  10. One of the better Greek Salad recipes online, I try not to get too involved in weights & try for equal volumes of each staple salad ingredient maybe a little less Feta & onion than the other elements. I have also mixed the dressing first & thrown in the fine chopped onions to soak for 20-30mins; takes the edge off & slightly softens. As another points out a little of the Kalamata Olive Preserve works well for me (just a tsp or 2). I love this with my Lamb Moussaka the acidity cuts through the greasy richness like a treat (a little like mint sauce on roast lamb), whilst the crunch provides the perfect contrast. Yamas!

  11. I am allergic to bell pepper of any color. I'd like to make the Traditional Greek Salad you give the recipe for which looks so delicious and fresh. I was just wondering if you could suggest something else to use in the salad in place of the sliced bell pepper?

    1. Hi, Dixie. The peppers are a pretty essential ingredient in this Greek Salad. You could omit them and instead use lettuce for crunch, but it would be a bit of a different salad. Still good, just not as traditional.

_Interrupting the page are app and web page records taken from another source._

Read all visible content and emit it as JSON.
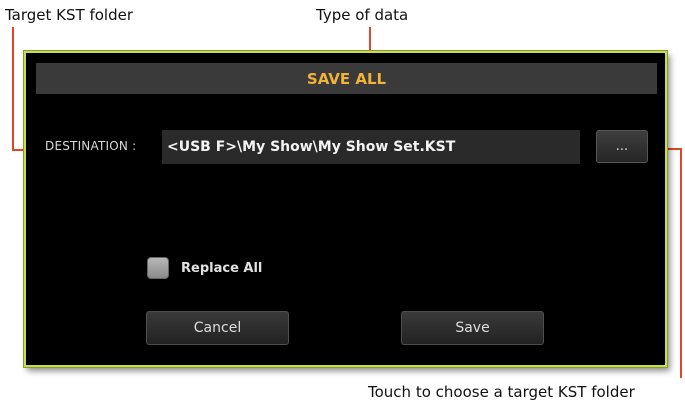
{
  "callouts": {
    "target_folder": "Target KST folder",
    "type_of_data": "Type of data",
    "touch_choose": "Touch to choose a target KST folder"
  },
  "dialog": {
    "title": "SAVE ALL",
    "destination_label": "DESTINATION :",
    "destination_value": "<USB F>\\My Show\\My Show Set.KST",
    "browse_label": "...",
    "replace_all": {
      "label": "Replace All",
      "checked": false
    },
    "cancel_label": "Cancel",
    "save_label": "Save"
  },
  "colors": {
    "leader": "#e0462a",
    "frame": "#c9dd52",
    "title": "#f0b33a"
  }
}
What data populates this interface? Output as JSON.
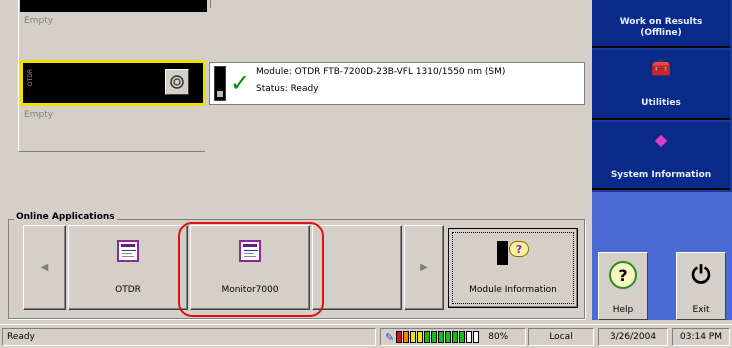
{
  "modules": {
    "slot1_empty": "Empty",
    "slot2_label": "OTDR",
    "slot2_empty": "Empty",
    "module_line": "Module:   OTDR FTB-7200D-23B-VFL 1310/1550 nm (SM)",
    "status_line": "Status:   Ready"
  },
  "online_apps": {
    "title": "Online Applications",
    "apps": [
      {
        "label": "OTDR"
      },
      {
        "label": "Monitor7000"
      }
    ],
    "module_information": "Module Information",
    "highlight_color": "#e01010"
  },
  "right_panel": {
    "work_on_results": "Work on Results\n(Offline)",
    "utilities": "Utilities",
    "system_information": "System Information",
    "help": "Help",
    "exit": "Exit",
    "panel_color": "#0a2a8a",
    "lower_color": "#4a6ad4"
  },
  "statusbar": {
    "status": "Ready",
    "battery_percent": "80%",
    "battery_level": 0.8,
    "location": "Local",
    "date": "3/26/2004",
    "time": "03:14 PM"
  }
}
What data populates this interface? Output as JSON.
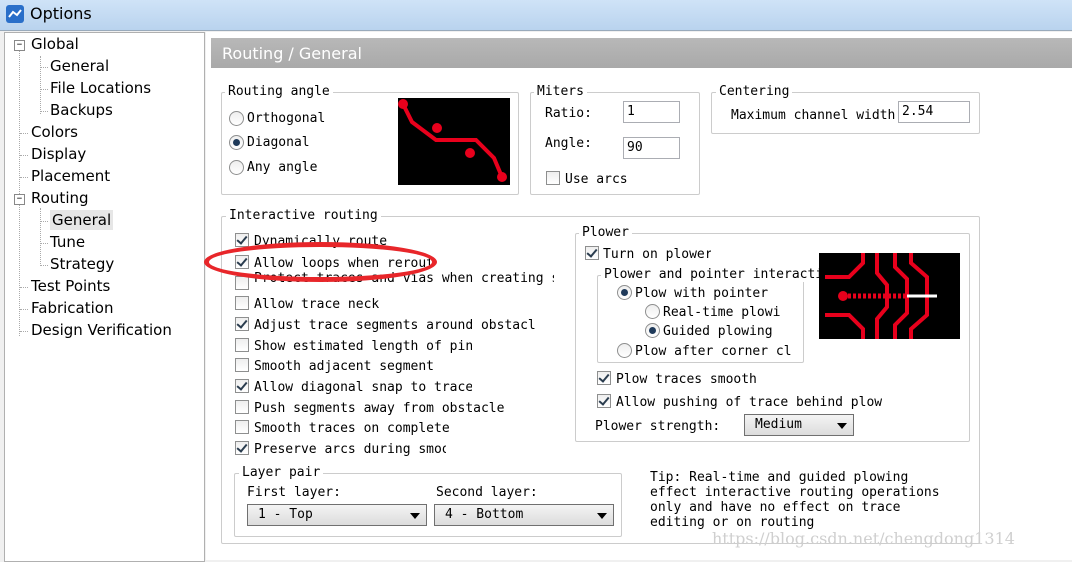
{
  "window": {
    "title": "Options"
  },
  "tree": {
    "items": [
      {
        "label": "Global"
      },
      {
        "label": "General"
      },
      {
        "label": "File Locations"
      },
      {
        "label": "Backups"
      },
      {
        "label": "Colors"
      },
      {
        "label": "Display"
      },
      {
        "label": "Placement"
      },
      {
        "label": "Routing"
      },
      {
        "label": "General"
      },
      {
        "label": "Tune"
      },
      {
        "label": "Strategy"
      },
      {
        "label": "Test Points"
      },
      {
        "label": "Fabrication"
      },
      {
        "label": "Design Verification"
      }
    ],
    "expander_minus": "−"
  },
  "header": {
    "title": "Routing / General"
  },
  "routing_angle": {
    "legend": "Routing angle",
    "options": [
      {
        "label": "Orthogonal"
      },
      {
        "label": "Diagonal"
      },
      {
        "label": "Any angle"
      }
    ],
    "selected": "Diagonal"
  },
  "miters": {
    "legend": "Miters",
    "ratio_label": "Ratio:",
    "ratio_value": "1",
    "angle_label": "Angle:",
    "angle_value": "90",
    "use_arcs_label": "Use arcs"
  },
  "centering": {
    "legend": "Centering",
    "max_width_label": "Maximum channel width",
    "max_width_value": "2.54"
  },
  "interactive": {
    "legend": "Interactive routing",
    "checks": [
      {
        "label": "Dynamically route",
        "checked": true
      },
      {
        "label": "Allow loops when rerouting",
        "checked": true
      },
      {
        "label": "Protect traces and vias when creating segments",
        "checked": false
      },
      {
        "label": "Allow trace neck",
        "checked": false
      },
      {
        "label": "Adjust trace segments around obstacles",
        "checked": true
      },
      {
        "label": "Show estimated length of pin",
        "checked": false
      },
      {
        "label": "Smooth adjacent segment",
        "checked": false
      },
      {
        "label": "Allow diagonal snap to trace",
        "checked": true
      },
      {
        "label": "Push segments away from obstacle",
        "checked": false
      },
      {
        "label": "Smooth traces on complete",
        "checked": false
      },
      {
        "label": "Preserve arcs during smoothing",
        "checked": true
      }
    ]
  },
  "plower": {
    "legend": "Plower",
    "turn_on_label": "Turn on plower",
    "interaction_legend": "Plower and pointer interaction",
    "plow_with_pointer": "Plow with pointer",
    "realtime": "Real-time plowing",
    "guided": "Guided plowing",
    "plow_after": "Plow after corner click",
    "plow_smooth": "Plow traces smoothly",
    "allow_push": "Allow pushing of trace behind plow",
    "strength_label": "Plower strength:",
    "strength_value": "Medium"
  },
  "layer_pair": {
    "legend": "Layer pair",
    "first_label": "First layer:",
    "first_value": "1 - Top",
    "second_label": "Second layer:",
    "second_value": "4 - Bottom"
  },
  "tip": {
    "text": "Tip: Real-time and guided plowing effect interactive routing operations only and have no effect on trace editing or on routing"
  },
  "watermark": "https://blog.csdn.net/chengdong1314",
  "colors": {
    "trace": "#e8001c",
    "annotation": "#e8262a"
  }
}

    2. Not all places use bell pepper or even the olives. Where my family is from the olives are usually on the side and bell peppers aren't usually included. Honestly, this salad varies between villages/regions.

  12. 5 stars
    I use the brine from the kalamata olives in the salad. No salt is necessary. I also use lots of dried oregano, a pint of halved grape tomatoes, lemon-infused EVOO. I use lots of oil and brine so there’s always lots of liquids for dunking.

    1. PS. I cut all the vegetables into chunks of approximately the same size so everything fits on a soup spoon, which is how I like to eat it. The feta can be cut the same size as the veggies so it can also be scooped up onto the spoon, as well as the juices. It may not be how the Greeks do it, but in my house it’s how l do it!